**TASK DIRECTIONS:**
Look through the records, and wherever the string "preview" turns up, copy out that line.

:: LISTED ENTRIES ::

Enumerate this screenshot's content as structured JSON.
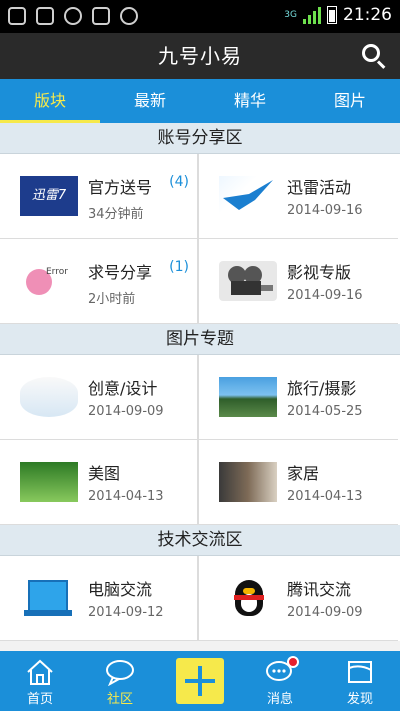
{
  "status_bar": {
    "time": "21:26",
    "network_label": "3G"
  },
  "header": {
    "title": "九号小易",
    "search_icon": "search-icon"
  },
  "tabs": [
    {
      "label": "版块",
      "active": true
    },
    {
      "label": "最新",
      "active": false
    },
    {
      "label": "精华",
      "active": false
    },
    {
      "label": "图片",
      "active": false
    }
  ],
  "sections": [
    {
      "title": "账号分享区",
      "items": [
        {
          "name": "官方送号",
          "count": "(4)",
          "meta": "34分钟前",
          "thumb_text": "迅雷7"
        },
        {
          "name": "迅雷活动",
          "count": "",
          "meta": "2014-09-16"
        },
        {
          "name": "求号分享",
          "count": "(1)",
          "meta": "2小时前",
          "thumb_text": "Error"
        },
        {
          "name": "影视专版",
          "count": "",
          "meta": "2014-09-16"
        }
      ]
    },
    {
      "title": "图片专题",
      "items": [
        {
          "name": "创意/设计",
          "meta": "2014-09-09"
        },
        {
          "name": "旅行/摄影",
          "meta": "2014-05-25"
        },
        {
          "name": "美图",
          "meta": "2014-04-13"
        },
        {
          "name": "家居",
          "meta": "2014-04-13"
        }
      ]
    },
    {
      "title": "技术交流区",
      "items": [
        {
          "name": "电脑交流",
          "meta": "2014-09-12"
        },
        {
          "name": "腾讯交流",
          "meta": "2014-09-09"
        }
      ]
    }
  ],
  "bottom_nav": [
    {
      "label": "首页",
      "icon": "home-icon",
      "active": false
    },
    {
      "label": "社区",
      "icon": "chat-bubble-icon",
      "active": true
    },
    {
      "label": "",
      "icon": "plus-icon",
      "active": false
    },
    {
      "label": "消息",
      "icon": "message-icon",
      "active": false
    },
    {
      "label": "发现",
      "icon": "map-icon",
      "active": false
    }
  ],
  "colors": {
    "accent": "#1b8fd9",
    "active_tab": "#f6e94b",
    "title_bar": "#2a2a2a"
  }
}
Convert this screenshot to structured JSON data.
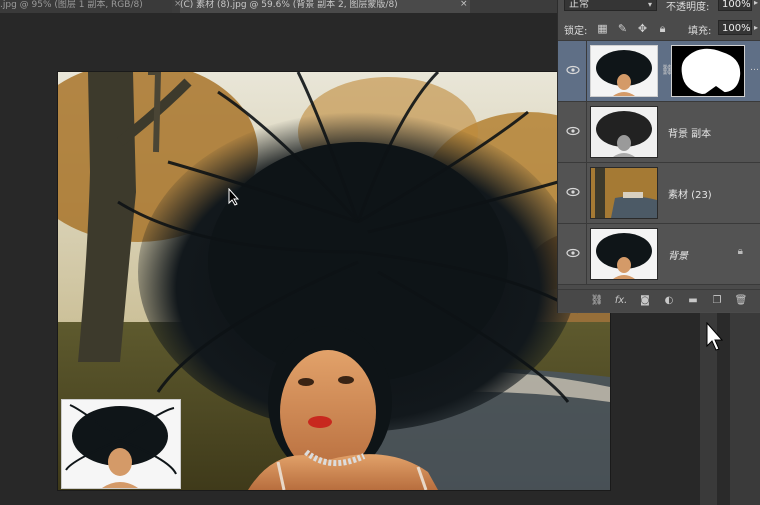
{
  "tabs": {
    "tab1_label": ".jpg @ 95% (图层 1 副本, RGB/8)",
    "tab2_label": "(C) 素材 (8).jpg @ 59.6% (背景 副本 2, 图层蒙版/8)",
    "close_glyph": "×"
  },
  "layers_panel": {
    "blend_mode": "正常",
    "opacity_label": "不透明度:",
    "opacity_value": "100%",
    "lock_label": "锁定:",
    "fill_label": "填充:",
    "fill_value": "100%",
    "layers": [
      {
        "name": "",
        "visible": true,
        "active": true,
        "has_mask": true
      },
      {
        "name": "背景 副本",
        "visible": true,
        "active": false
      },
      {
        "name": "素材 (23)",
        "visible": true,
        "active": false
      },
      {
        "name": "背景",
        "visible": true,
        "active": false,
        "locked": true
      }
    ],
    "footer_icons": [
      "link-icon",
      "fx-icon",
      "add-mask-icon",
      "adjustment-icon",
      "folder-icon",
      "new-layer-icon",
      "trash-icon"
    ],
    "fx_label": "fx."
  },
  "colors": {
    "panel_bg": "#4b4b4b",
    "active_layer": "#5f6f86",
    "canvas_bg": "#282828"
  }
}
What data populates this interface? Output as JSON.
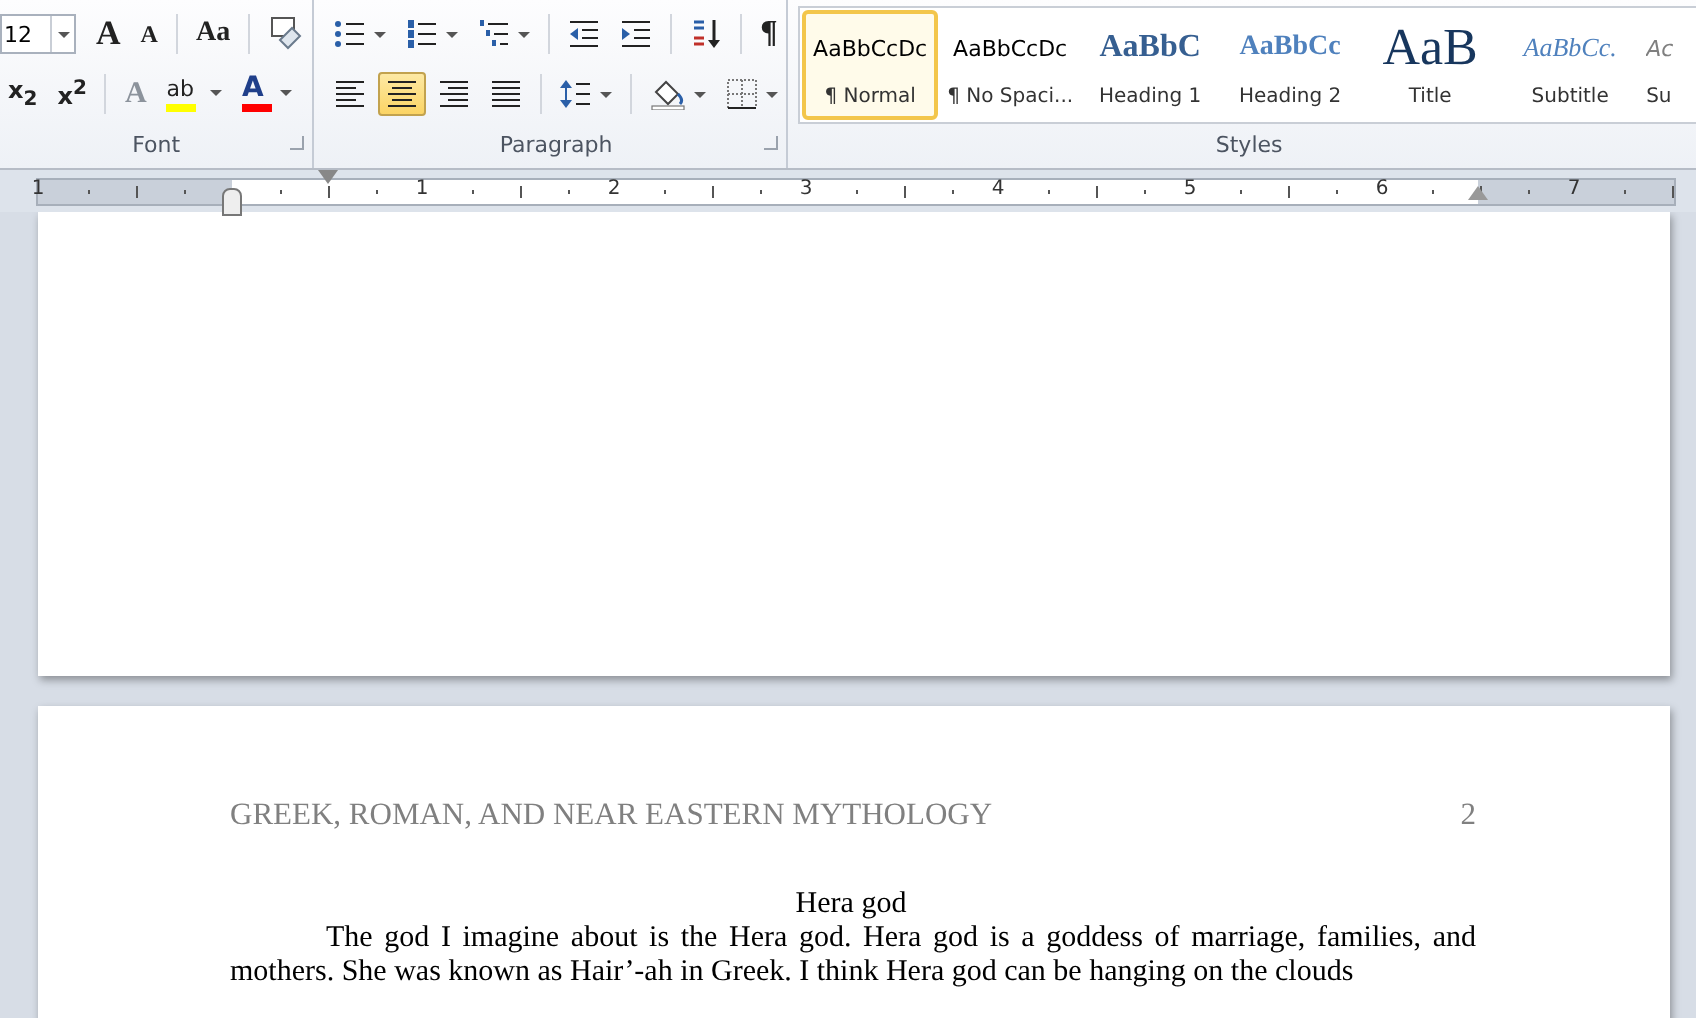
{
  "ribbon": {
    "font_group": {
      "label": "Font",
      "font_size": "12",
      "row1": [
        {
          "kind": "grow",
          "glyph": "A"
        },
        {
          "kind": "shrink",
          "glyph": "A"
        },
        {
          "kind": "separator"
        },
        {
          "kind": "case",
          "glyph": "Aa"
        },
        {
          "kind": "separator"
        },
        {
          "kind": "clear"
        }
      ],
      "row2": [
        {
          "kind": "subscript",
          "glyph": "x$_{2}$"
        },
        {
          "kind": "superscript",
          "glyph": "x$^{2}$"
        },
        {
          "kind": "separator"
        },
        {
          "kind": "effects",
          "glyph": "A",
          "disabled": true
        },
        {
          "kind": "highlight",
          "glyph": "ab",
          "color": "#ffff00"
        },
        {
          "kind": "fontcolor",
          "glyph": "A",
          "color": "#ff0000"
        }
      ]
    },
    "paragraph_group": {
      "label": "Paragraph",
      "row1": [
        {
          "kind": "bullets",
          "dropdown": true
        },
        {
          "kind": "numbering",
          "dropdown": true
        },
        {
          "kind": "multilevel",
          "dropdown": true
        },
        {
          "kind": "separator"
        },
        {
          "kind": "outdent",
          "dropdown": false
        },
        {
          "kind": "indent",
          "dropdown": false
        },
        {
          "kind": "separator"
        },
        {
          "kind": "sort",
          "dropdown": false
        },
        {
          "kind": "separator"
        },
        {
          "kind": "marks",
          "glyph": "¶"
        }
      ],
      "row2": [
        {
          "kind": "align-left",
          "selected": false
        },
        {
          "kind": "align-center",
          "selected": true
        },
        {
          "kind": "align-right",
          "selected": false
        },
        {
          "kind": "justify",
          "selected": false
        },
        {
          "kind": "separator"
        },
        {
          "kind": "spacing",
          "dropdown": true
        },
        {
          "kind": "separator"
        },
        {
          "kind": "shading",
          "dropdown": true
        },
        {
          "kind": "borders",
          "dropdown": true
        }
      ]
    },
    "styles_group": {
      "label": "Styles",
      "styles": [
        {
          "kind": "normal",
          "preview": "AaBbCcDc",
          "label": "¶ Normal",
          "selected": true
        },
        {
          "kind": "normal",
          "preview": "AaBbCcDc",
          "label": "¶ No Spaci...",
          "selected": false
        },
        {
          "kind": "heading1",
          "preview": "AaBbC",
          "label": "Heading 1",
          "selected": false
        },
        {
          "kind": "heading2",
          "preview": "AaBbCc",
          "label": "Heading 2",
          "selected": false
        },
        {
          "kind": "title",
          "preview": "AaB",
          "label": "Title",
          "selected": false
        },
        {
          "kind": "subtitle",
          "preview": "AaBbCc.",
          "label": "Subtitle",
          "selected": false
        },
        {
          "kind": "subtle",
          "preview": "Ac",
          "label": "Su",
          "selected": false
        }
      ]
    }
  },
  "ruler": {
    "left_numbers": [
      "1"
    ],
    "numbers": [
      "1",
      "2",
      "3",
      "4",
      "5",
      "6",
      "7"
    ]
  },
  "document": {
    "page_2": {
      "header": "GREEK, ROMAN, AND NEAR EASTERN MYTHOLOGY",
      "page_number": "2",
      "title": "Hera god",
      "paragraph": "The god I imagine about is the Hera god. Hera god is a goddess of marriage, families, and mothers. She was known as Hair’-ah in Greek. I think Hera god can be hanging on the clouds"
    }
  }
}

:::

**ANSWER SECTION:**
          "preview": "AaBbCcDc",
          "preview": "AaBbCcDc",
          "preview": "AaBbC",
          "preview": "AaBbCc",
          "preview": "AaB",
          "preview": "AaBbCc.",
          "preview": "Ac",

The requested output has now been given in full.